**What the exercise asks:** Send back the entries exactly as they were given.

= = =

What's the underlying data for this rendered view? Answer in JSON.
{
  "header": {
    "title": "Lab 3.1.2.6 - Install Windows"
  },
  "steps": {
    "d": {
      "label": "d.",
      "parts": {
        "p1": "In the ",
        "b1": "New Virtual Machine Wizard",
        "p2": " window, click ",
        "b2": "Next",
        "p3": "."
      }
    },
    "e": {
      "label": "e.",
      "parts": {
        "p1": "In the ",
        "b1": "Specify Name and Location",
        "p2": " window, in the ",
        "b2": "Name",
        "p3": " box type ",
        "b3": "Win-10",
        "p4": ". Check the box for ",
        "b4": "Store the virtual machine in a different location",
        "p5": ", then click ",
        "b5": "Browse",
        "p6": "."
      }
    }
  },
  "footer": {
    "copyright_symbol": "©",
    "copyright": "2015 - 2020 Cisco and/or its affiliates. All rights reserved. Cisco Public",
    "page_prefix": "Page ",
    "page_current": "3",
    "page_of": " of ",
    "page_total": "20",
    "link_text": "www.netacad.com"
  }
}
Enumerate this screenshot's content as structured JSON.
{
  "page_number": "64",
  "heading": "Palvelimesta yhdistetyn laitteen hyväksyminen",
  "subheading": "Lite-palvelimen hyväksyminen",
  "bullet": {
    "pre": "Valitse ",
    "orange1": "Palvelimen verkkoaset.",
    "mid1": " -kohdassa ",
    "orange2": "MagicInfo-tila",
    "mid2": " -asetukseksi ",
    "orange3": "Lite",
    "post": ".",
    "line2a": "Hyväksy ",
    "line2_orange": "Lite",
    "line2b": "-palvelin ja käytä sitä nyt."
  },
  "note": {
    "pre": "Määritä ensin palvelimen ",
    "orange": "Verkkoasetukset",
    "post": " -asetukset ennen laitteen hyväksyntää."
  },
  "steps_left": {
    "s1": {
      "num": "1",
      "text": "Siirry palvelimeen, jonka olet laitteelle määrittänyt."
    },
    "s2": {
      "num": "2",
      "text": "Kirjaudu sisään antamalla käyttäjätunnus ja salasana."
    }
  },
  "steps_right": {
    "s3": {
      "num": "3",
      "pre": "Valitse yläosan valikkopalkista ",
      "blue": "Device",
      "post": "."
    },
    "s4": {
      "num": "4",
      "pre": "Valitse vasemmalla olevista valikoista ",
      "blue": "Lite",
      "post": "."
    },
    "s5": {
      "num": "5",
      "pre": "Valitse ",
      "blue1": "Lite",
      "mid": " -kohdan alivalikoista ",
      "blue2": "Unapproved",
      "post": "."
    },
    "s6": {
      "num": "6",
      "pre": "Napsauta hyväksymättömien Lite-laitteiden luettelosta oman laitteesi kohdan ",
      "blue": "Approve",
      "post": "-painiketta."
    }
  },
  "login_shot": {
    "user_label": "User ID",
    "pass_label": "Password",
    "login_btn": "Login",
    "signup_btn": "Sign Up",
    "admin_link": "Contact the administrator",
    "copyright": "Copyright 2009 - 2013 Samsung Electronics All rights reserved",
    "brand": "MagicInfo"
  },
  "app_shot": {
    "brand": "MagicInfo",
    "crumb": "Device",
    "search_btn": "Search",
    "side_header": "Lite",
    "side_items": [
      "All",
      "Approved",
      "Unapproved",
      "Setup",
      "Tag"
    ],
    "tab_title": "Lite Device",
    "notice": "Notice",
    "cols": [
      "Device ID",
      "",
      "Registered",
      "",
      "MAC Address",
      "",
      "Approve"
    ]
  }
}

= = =

**Answer to the exercise:**
What's the underlying data for this rendered view? Answer in JSON.
{
  "header": {
    "title": "Lab 3.1.2.6 - Install Windows"
  },
  "steps": {
    "d": {
      "label": "d.",
      "parts": {
        "p1": "In the ",
        "b1": "New Virtual Machine Wizard",
        "p2": " window, click ",
        "b2": "Next",
        "p3": "."
      }
    },
    "e": {
      "label": "e.",
      "parts": {
        "p1": "In the ",
        "b1": "Specify Name and Location",
        "p2": " window, in the ",
        "b2": "Name",
        "p3": " box type ",
        "b3": "Win-10",
        "p4": ". Check the box for ",
        "b4": "Store the virtual machine in a different location",
        "p5": ", then click ",
        "b5": "Browse",
        "p6": "."
      }
    }
  },
  "footer": {
    "copyright_symbol": "©",
    "copyright": "2015 - 2020 Cisco and/or its affiliates. All rights reserved. Cisco Public",
    "page_prefix": "Page ",
    "page_current": "3",
    "page_of": " of ",
    "page_total": "20",
    "link_text": "www.netacad.com"
  }
}
Enumerate this screenshot's content as structured JSON.
{
  "page_number": "64",
  "heading": "Palvelimesta yhdistetyn laitteen hyväksyminen",
  "subheading": "Lite-palvelimen hyväksyminen",
  "bullet": {
    "pre": "Valitse ",
    "orange1": "Palvelimen verkkoaset.",
    "mid1": " -kohdassa ",
    "orange2": "MagicInfo-tila",
    "mid2": " -asetukseksi ",
    "orange3": "Lite",
    "post": ".",
    "line2a": "Hyväksy ",
    "line2_orange": "Lite",
    "line2b": "-palvelin ja käytä sitä nyt."
  },
  "note": {
    "pre": "Määritä ensin palvelimen ",
    "orange": "Verkkoasetukset",
    "post": " -asetukset ennen laitteen hyväksyntää."
  },
  "steps_left": {
    "s1": {
      "num": "1",
      "text": "Siirry palvelimeen, jonka olet laitteelle määrittänyt."
    },
    "s2": {
      "num": "2",
      "text": "Kirjaudu sisään antamalla käyttäjätunnus ja salasana."
    }
  },
  "steps_right": {
    "s3": {
      "num": "3",
      "pre": "Valitse yläosan valikkopalkista ",
      "blue": "Device",
      "post": "."
    },
    "s4": {
      "num": "4",
      "pre": "Valitse vasemmalla olevista valikoista ",
      "blue": "Lite",
      "post": "."
    },
    "s5": {
      "num": "5",
      "pre": "Valitse ",
      "blue1": "Lite",
      "mid": " -kohdan alivalikoista ",
      "blue2": "Unapproved",
      "post": "."
    },
    "s6": {
      "num": "6",
      "pre": "Napsauta hyväksymättömien Lite-laitteiden luettelosta oman laitteesi kohdan ",
      "blue": "Approve",
      "post": "-painiketta."
    }
  },
  "login_shot": {
    "user_label": "User ID",
    "pass_label": "Password",
    "login_btn": "Login",
    "signup_btn": "Sign Up",
    "admin_link": "Contact the administrator",
    "copyright": "Copyright 2009 - 2013 Samsung Electronics All rights reserved",
    "brand": "MagicInfo"
  },
  "app_shot": {
    "brand": "MagicInfo",
    "crumb": "Device",
    "search_btn": "Search",
    "side_header": "Lite",
    "side_items": [
      "All",
      "Approved",
      "Unapproved",
      "Setup",
      "Tag"
    ],
    "tab_title": "Lite Device",
    "notice": "Notice",
    "cols": [
      "Device ID",
      "",
      "Registered",
      "",
      "MAC Address",
      "",
      "Approve"
    ]
  }
}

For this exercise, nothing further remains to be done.